June 22, 1491 BCE — The Ten Commandments are handed down to Moses

No doubt you’re familiar with the story: during the 40 years that the Israelites spent wandering in the Sinai desert between fleeing Egypt and entering Canaan, they encamped for some time at the foot of Mt Sinai.

At one point, God summoned Moses, his chosen prophet and the leader of the Israelites, to the top of the mountain, and here he gave him stone tablets upon which were inscribed the Ten Commandments – one of the world’s earliest legal codes that is still known to us.

When Moses carried the tablets back down the mountain, he was sufficiently enraged by the conduct and reaction of his fellow Israelites that he broke them half. Fortunately, God had made a backup copy, and Moses was able to once more bring the tablets of the Ten Commandments.

Jewish tradition holds that both sets of tablets were stored inside the Ark of the Covenant, which implies that their current resting place is a non-descript government warehouse somewhere in the USA.

1015 BCE — Solomon becomes King of Israel

Solomon, legendarily the wisest man in all of antiquity, was the son of King David of Israel. He ascended to the throne after his mother Bathsheba and the prophet Nathan prevailed upon the elderly (and possibly senile by that time) David to name him heir ahead of his brother Adonijah (who was the heir-apparent). Adonijah, for some reason, reacted badly to this, and led a brief rebellion that ended in his arrest and execution.

Solomon would go on to write the soft porn classic “The Song of Songs”, to oversee the building of the Temple in Jerusalem, to found the Freemasons, and to take a total of 700 wives (and 300 concubines), suggesting that his legendary wisdom was exceeded only by his horniness (and love of goat skin aprons and funny handshakes). He ruled for 41 years, dying at the age of 80 and being succeeded by his son Rehoboam.

Cornelis de Vos - The Anointing of Solomon.jpg
By <a href=”https://en.wikipedia.org/wiki/en:Cornelis_de_Vos” class=”extiw” title=”w:en:Cornelis de Vos”>Cornelis de Vos</a> – <a rel=”nofollow” class=”external text” href=”http://www.khm.at/de/object/cf2226ddd4″>Kunsthistorisches Museum</a>, Public Domain, Link

As mentioned in:

Ah Yeah — Krs-One

May 12, 1828 — Nat Turner sees a vision urging him to rebellion

Nat Turner’s first vision was a striking one: the Spirit appeared to him and told him to take up Christ’s cross and suffer in his place, metaphorically. Turner interpreted this as a call to arms, and began laying plans for a rebellion (which would eventually bear fruit in August of 1831).
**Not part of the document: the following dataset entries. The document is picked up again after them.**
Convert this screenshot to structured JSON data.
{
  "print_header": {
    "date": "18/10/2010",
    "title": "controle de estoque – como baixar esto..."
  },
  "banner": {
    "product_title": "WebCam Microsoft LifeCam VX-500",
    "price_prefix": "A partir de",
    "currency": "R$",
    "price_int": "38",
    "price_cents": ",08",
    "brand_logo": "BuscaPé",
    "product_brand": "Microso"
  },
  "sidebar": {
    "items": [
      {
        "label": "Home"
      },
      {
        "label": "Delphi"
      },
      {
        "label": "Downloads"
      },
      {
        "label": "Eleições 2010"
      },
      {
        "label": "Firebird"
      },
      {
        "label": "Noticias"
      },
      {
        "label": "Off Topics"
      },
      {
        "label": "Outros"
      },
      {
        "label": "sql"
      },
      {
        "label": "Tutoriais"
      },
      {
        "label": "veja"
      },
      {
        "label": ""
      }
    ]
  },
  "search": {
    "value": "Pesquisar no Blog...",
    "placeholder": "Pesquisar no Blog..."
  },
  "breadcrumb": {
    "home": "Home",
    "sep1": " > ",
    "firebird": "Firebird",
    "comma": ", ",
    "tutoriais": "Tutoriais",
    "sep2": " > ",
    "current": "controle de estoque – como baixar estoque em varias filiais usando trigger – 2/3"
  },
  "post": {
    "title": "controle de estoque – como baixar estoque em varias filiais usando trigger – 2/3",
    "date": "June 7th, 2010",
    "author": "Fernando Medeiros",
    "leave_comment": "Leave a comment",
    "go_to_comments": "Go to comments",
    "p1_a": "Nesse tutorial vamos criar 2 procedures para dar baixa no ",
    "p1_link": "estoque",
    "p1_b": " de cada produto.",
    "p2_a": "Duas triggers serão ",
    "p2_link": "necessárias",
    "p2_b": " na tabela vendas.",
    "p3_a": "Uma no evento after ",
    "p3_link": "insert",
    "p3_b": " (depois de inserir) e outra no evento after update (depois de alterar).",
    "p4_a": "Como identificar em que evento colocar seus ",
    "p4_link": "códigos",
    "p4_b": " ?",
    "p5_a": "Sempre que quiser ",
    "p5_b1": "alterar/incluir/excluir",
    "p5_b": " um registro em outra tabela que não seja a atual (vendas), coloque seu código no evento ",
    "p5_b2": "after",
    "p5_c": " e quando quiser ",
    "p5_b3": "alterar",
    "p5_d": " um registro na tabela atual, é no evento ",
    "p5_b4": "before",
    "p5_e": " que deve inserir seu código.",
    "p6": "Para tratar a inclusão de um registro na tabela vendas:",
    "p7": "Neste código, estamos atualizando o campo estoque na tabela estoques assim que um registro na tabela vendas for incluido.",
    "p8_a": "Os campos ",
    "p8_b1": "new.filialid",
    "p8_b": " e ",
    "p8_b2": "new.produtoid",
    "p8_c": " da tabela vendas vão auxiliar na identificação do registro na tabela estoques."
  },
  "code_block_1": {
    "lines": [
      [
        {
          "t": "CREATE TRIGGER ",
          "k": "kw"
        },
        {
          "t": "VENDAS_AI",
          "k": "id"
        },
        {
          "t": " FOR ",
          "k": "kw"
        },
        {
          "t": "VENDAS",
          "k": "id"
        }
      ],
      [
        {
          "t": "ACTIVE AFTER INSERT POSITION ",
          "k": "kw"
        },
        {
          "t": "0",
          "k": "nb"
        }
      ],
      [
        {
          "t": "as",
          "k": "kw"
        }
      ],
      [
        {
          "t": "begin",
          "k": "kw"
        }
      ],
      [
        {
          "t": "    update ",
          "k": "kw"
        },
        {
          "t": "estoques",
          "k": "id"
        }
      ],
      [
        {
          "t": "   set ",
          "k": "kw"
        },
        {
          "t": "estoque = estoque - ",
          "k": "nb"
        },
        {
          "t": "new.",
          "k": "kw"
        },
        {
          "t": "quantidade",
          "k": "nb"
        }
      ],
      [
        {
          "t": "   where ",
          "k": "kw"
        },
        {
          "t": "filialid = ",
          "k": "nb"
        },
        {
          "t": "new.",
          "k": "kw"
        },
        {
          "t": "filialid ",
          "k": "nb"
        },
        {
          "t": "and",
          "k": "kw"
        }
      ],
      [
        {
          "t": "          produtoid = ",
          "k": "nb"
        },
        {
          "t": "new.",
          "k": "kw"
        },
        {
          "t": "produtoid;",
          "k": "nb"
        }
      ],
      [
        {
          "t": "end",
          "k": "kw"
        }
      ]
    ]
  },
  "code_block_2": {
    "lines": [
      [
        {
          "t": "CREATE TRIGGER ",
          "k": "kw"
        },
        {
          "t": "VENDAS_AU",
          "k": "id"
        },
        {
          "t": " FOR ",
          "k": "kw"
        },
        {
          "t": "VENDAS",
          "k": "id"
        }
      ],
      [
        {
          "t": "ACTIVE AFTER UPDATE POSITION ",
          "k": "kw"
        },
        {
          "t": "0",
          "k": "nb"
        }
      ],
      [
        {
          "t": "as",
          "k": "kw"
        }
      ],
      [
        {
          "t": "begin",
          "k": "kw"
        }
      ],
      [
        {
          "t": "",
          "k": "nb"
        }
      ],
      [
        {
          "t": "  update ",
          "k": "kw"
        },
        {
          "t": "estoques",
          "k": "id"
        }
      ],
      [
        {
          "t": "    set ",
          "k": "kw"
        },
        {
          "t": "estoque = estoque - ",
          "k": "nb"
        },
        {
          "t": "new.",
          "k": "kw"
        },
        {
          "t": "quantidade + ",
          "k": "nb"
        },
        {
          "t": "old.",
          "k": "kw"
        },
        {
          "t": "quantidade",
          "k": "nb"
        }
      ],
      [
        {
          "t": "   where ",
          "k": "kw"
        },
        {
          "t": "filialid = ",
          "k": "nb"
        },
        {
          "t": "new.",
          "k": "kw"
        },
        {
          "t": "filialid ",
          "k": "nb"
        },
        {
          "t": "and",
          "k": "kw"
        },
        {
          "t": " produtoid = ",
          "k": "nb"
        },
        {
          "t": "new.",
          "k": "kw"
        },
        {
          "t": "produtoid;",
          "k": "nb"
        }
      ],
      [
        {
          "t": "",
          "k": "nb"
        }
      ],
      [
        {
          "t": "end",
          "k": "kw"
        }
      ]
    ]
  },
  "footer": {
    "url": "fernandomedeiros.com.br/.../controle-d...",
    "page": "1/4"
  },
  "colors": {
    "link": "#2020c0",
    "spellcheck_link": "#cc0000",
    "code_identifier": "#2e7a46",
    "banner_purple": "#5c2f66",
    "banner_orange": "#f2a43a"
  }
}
For the meantime, Turner continued to work in slavery, building his forces and biding his time, and growing ever stronger in his faith. How much he suffered we can only guess at, but based on the events of the slave rebellion he led, it must have been a great amount.

Nat Turner captured.jpg
By William Henry Shelton (1840–1932)[1][4] – Image was found on Encyclopedia Virginia. The print is in the Bettman Archive.[1] The image has been printed on p. 321 of 1882’s A Popular History of the United States,[2] and p. 154 of 1894’s History of the United States from the Earliest Discovery of America to the Present Day.[3], Public Domain, Link

As mentioned in:

Ah Yeah — Krs-One
David Rose — Clutch
Born fe Rebel — Steel Pulse
Nat Turner — Reef the Lost Cauze